    Restreint
    From newborn to adult : phenotypic and functional properties of skin equivalent and human skin as a function of donor age
    (Liss, 1997-05-01) Michel, Martine; Germain, Lucie; L'Heureux, Nicolas.; Auger, François A.
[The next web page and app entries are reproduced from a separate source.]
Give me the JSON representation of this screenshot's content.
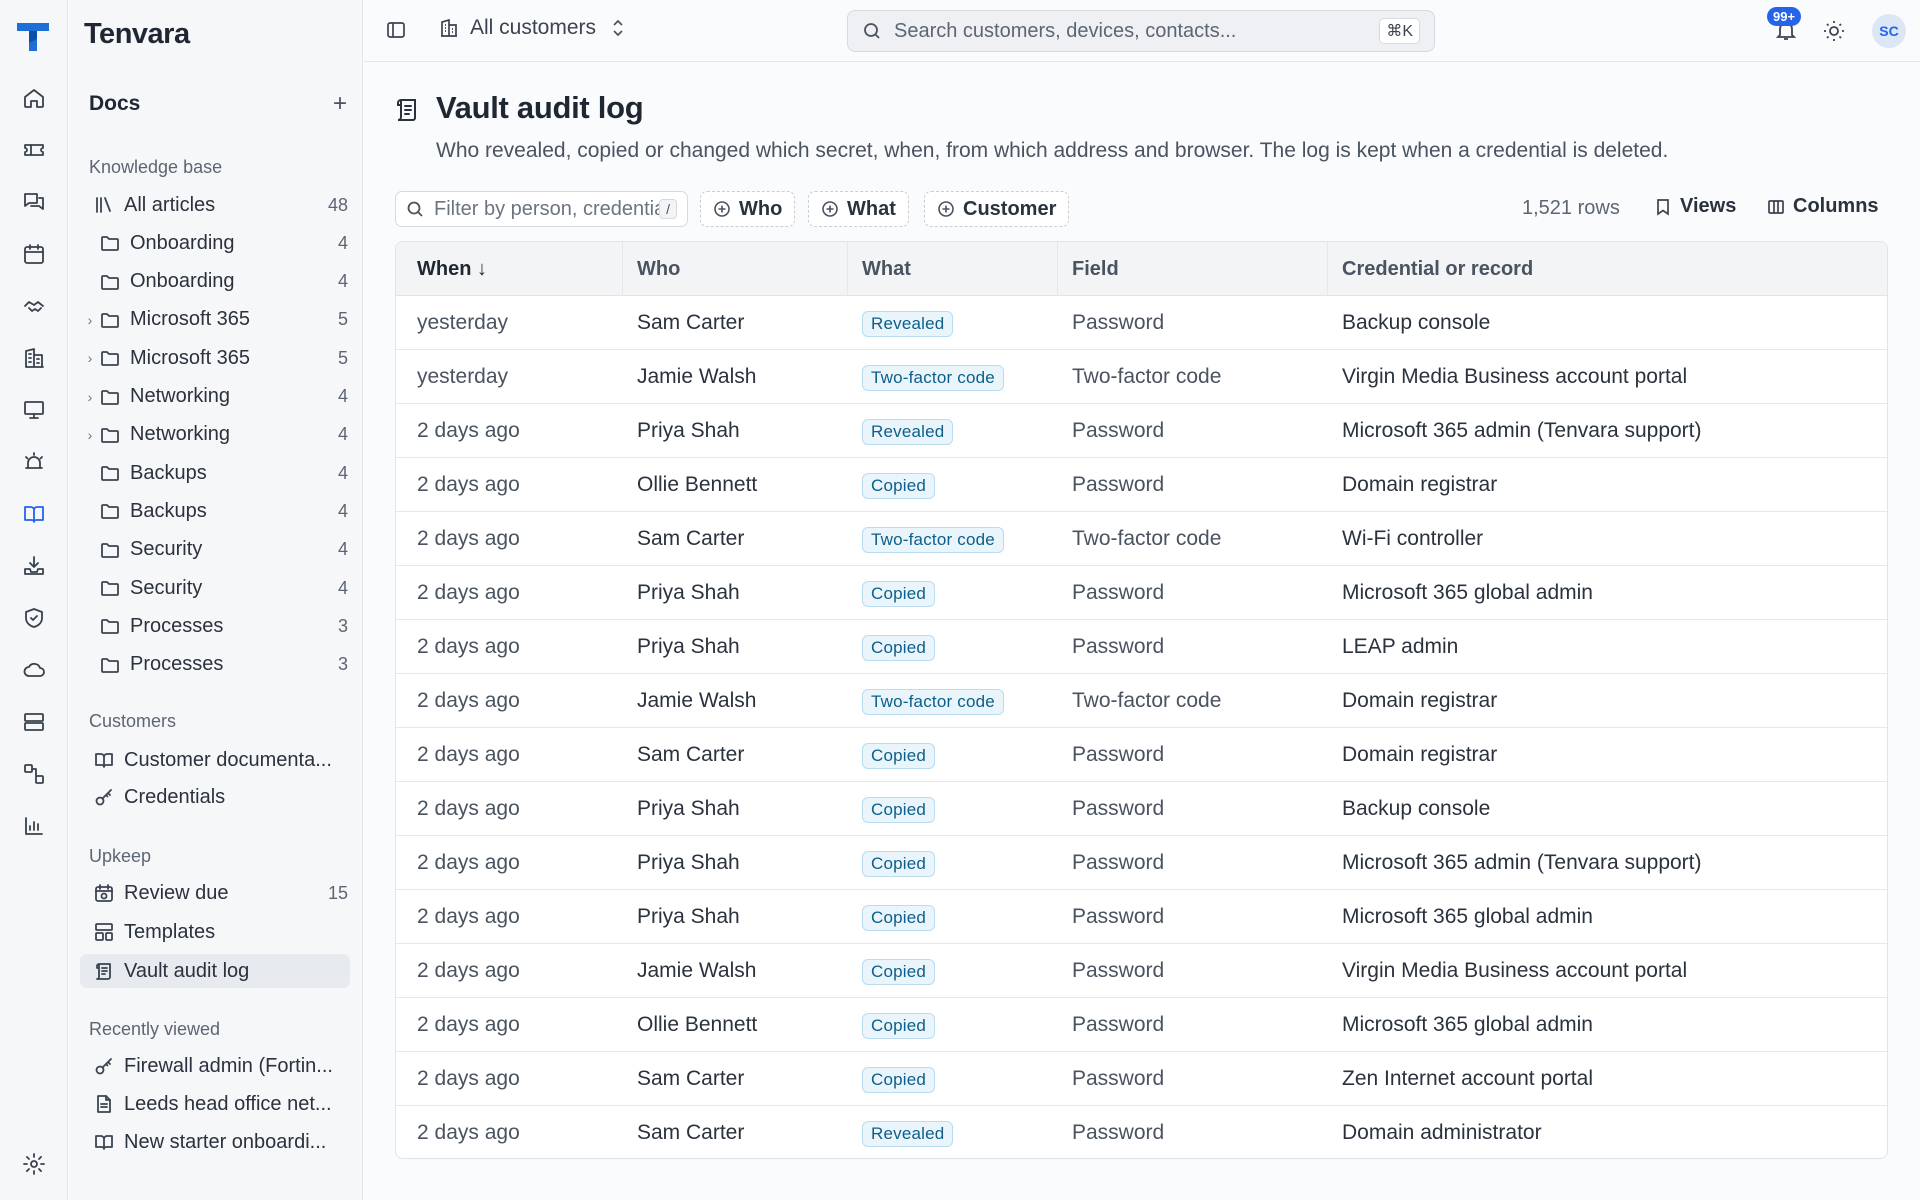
{
  "app": {
    "brand": "Tenvara"
  },
  "sidebar": {
    "header": "Docs",
    "add_label": "+",
    "sections": {
      "knowledge_base": "Knowledge base",
      "customers": "Customers",
      "upkeep": "Upkeep",
      "recently_viewed": "Recently viewed"
    },
    "kb_items": [
      {
        "label": "All articles",
        "count": "48",
        "icon": "library-icon"
      },
      {
        "label": "Onboarding",
        "count": "4",
        "icon": "folder-icon"
      },
      {
        "label": "Onboarding",
        "count": "4",
        "icon": "folder-icon"
      },
      {
        "label": "Microsoft 365",
        "count": "5",
        "icon": "folder-icon",
        "expandable": true
      },
      {
        "label": "Microsoft 365",
        "count": "5",
        "icon": "folder-icon",
        "expandable": true
      },
      {
        "label": "Networking",
        "count": "4",
        "icon": "folder-icon",
        "expandable": true
      },
      {
        "label": "Networking",
        "count": "4",
        "icon": "folder-icon",
        "expandable": true
      },
      {
        "label": "Backups",
        "count": "4",
        "icon": "folder-icon"
      },
      {
        "label": "Backups",
        "count": "4",
        "icon": "folder-icon"
      },
      {
        "label": "Security",
        "count": "4",
        "icon": "folder-icon"
      },
      {
        "label": "Security",
        "count": "4",
        "icon": "folder-icon"
      },
      {
        "label": "Processes",
        "count": "3",
        "icon": "folder-icon"
      },
      {
        "label": "Processes",
        "count": "3",
        "icon": "folder-icon"
      }
    ],
    "customer_items": [
      {
        "label": "Customer documenta...",
        "icon": "book-icon"
      },
      {
        "label": "Credentials",
        "icon": "key-icon"
      }
    ],
    "upkeep_items": [
      {
        "label": "Review due",
        "count": "15",
        "icon": "calendar-clock-icon"
      },
      {
        "label": "Templates",
        "icon": "template-icon"
      },
      {
        "label": "Vault audit log",
        "icon": "scroll-icon",
        "active": true
      }
    ],
    "recent_items": [
      {
        "label": "Firewall admin (Fortin...",
        "icon": "key-icon"
      },
      {
        "label": "Leeds head office net...",
        "icon": "document-icon"
      },
      {
        "label": "New starter onboardi...",
        "icon": "book-icon"
      }
    ]
  },
  "topbar": {
    "customer_scope": "All customers",
    "search_placeholder": "Search customers, devices, contacts...",
    "search_shortcut": "⌘K",
    "notification_badge": "99+",
    "avatar_initials": "SC"
  },
  "page": {
    "title": "Vault audit log",
    "subtitle": "Who revealed, copied or changed which secret, when, from which address and browser. The log is kept when a credential is deleted.",
    "filter_placeholder": "Filter by person, credential",
    "filter_shortcut": "/",
    "chips": [
      "Who",
      "What",
      "Customer"
    ],
    "row_count": "1,521 rows",
    "views_label": "Views",
    "columns_label": "Columns"
  },
  "table": {
    "columns": [
      "When",
      "Who",
      "What",
      "Field",
      "Credential or record"
    ],
    "sort_indicator": "↓",
    "rows": [
      {
        "when": "yesterday",
        "who": "Sam Carter",
        "what": "Revealed",
        "field": "Password",
        "record": "Backup console"
      },
      {
        "when": "yesterday",
        "who": "Jamie Walsh",
        "what": "Two-factor code",
        "field": "Two-factor code",
        "record": "Virgin Media Business account portal"
      },
      {
        "when": "2 days ago",
        "who": "Priya Shah",
        "what": "Revealed",
        "field": "Password",
        "record": "Microsoft 365 admin (Tenvara support)"
      },
      {
        "when": "2 days ago",
        "who": "Ollie Bennett",
        "what": "Copied",
        "field": "Password",
        "record": "Domain registrar"
      },
      {
        "when": "2 days ago",
        "who": "Sam Carter",
        "what": "Two-factor code",
        "field": "Two-factor code",
        "record": "Wi-Fi controller"
      },
      {
        "when": "2 days ago",
        "who": "Priya Shah",
        "what": "Copied",
        "field": "Password",
        "record": "Microsoft 365 global admin"
      },
      {
        "when": "2 days ago",
        "who": "Priya Shah",
        "what": "Copied",
        "field": "Password",
        "record": "LEAP admin"
      },
      {
        "when": "2 days ago",
        "who": "Jamie Walsh",
        "what": "Two-factor code",
        "field": "Two-factor code",
        "record": "Domain registrar"
      },
      {
        "when": "2 days ago",
        "who": "Sam Carter",
        "what": "Copied",
        "field": "Password",
        "record": "Domain registrar"
      },
      {
        "when": "2 days ago",
        "who": "Priya Shah",
        "what": "Copied",
        "field": "Password",
        "record": "Backup console"
      },
      {
        "when": "2 days ago",
        "who": "Priya Shah",
        "what": "Copied",
        "field": "Password",
        "record": "Microsoft 365 admin (Tenvara support)"
      },
      {
        "when": "2 days ago",
        "who": "Priya Shah",
        "what": "Copied",
        "field": "Password",
        "record": "Microsoft 365 global admin"
      },
      {
        "when": "2 days ago",
        "who": "Jamie Walsh",
        "what": "Copied",
        "field": "Password",
        "record": "Virgin Media Business account portal"
      },
      {
        "when": "2 days ago",
        "who": "Ollie Bennett",
        "what": "Copied",
        "field": "Password",
        "record": "Microsoft 365 global admin"
      },
      {
        "when": "2 days ago",
        "who": "Sam Carter",
        "what": "Copied",
        "field": "Password",
        "record": "Zen Internet account portal"
      },
      {
        "when": "2 days ago",
        "who": "Sam Carter",
        "what": "Revealed",
        "field": "Password",
        "record": "Domain administrator"
      }
    ]
  },
  "colors": {
    "accent": "#2563eb",
    "brand_logo": "#1d6fd8",
    "badge_bg": "#eaf4fb",
    "badge_text": "#0b5f8a"
  },
  "rail_icons": [
    "home-icon",
    "ticket-icon",
    "chat-icon",
    "calendar-icon",
    "handshake-icon",
    "building-icon",
    "monitor-icon",
    "alarm-icon",
    "book-open-icon",
    "download-tray-icon",
    "shield-icon",
    "cloud-icon",
    "server-icon",
    "workflow-icon",
    "chart-icon",
    "settings-icon"
  ]
}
    The skin’s most important function is to act as a barrier against fluid loss, microorganism infections, and percutaneous absorption. To fulfill this role, keratinocytes proliferate and differentiate to produce a protective layer: the stratum corneum. Because stem cells are responsible for the production of differentiated progeny and stem cells (K19-expressing cells) are less abundant in skin from older donors, the purpose of this study was to establish whether histological and functional properties of differentiating skin is influenced by donor age. The in vitro model developed for the evaluation of skin properties (Michel et al., 1995) was used to produce skin equivalents from newborn, child, and adult keratinocytes. Throughout maturation, skin equivalents were compared with corresponding skin biopsies for keratin, filaggrin, and transglutaminase expression. Percutaneous absorptions of hydrocortisone also were measured and correlated with lipid content. After 1 wk of immersed culture, the epidermal layer of newborn skin equivalents was thicker than child and adult epidermis. As expected, a greater proportion of cutaneous stem cells was present in newborn compared with children and adult skin equivalents. No age-related difference was observed for differentiation markers. When skin equivalents were cultured at the air-liquid interface, cell differentiation and stratum corneum formation were induced, and the age-related variation in the thickness of the epidermal layer disappeared. Percutaneous absorption through these matured skin equivalents did not vary with age. Their lipid density and profile were similar. Accordingly, skin biopsies exhibited comparable percutaneous absorption profiles independently of donor age. In conclusion, although newborn skin equivalents, or skin biopsies, contained more stem cells than child and adult counterparts, no age-related histological difference was observed in the differentiated tissues. Moreover, the functional barrier property of skins and matured skin equivalents did not vary with age. Therefore, both newborn and adult keratinocytes produce useful in vitro models to study epidermal differentiation processes involved in both normal and pathological states.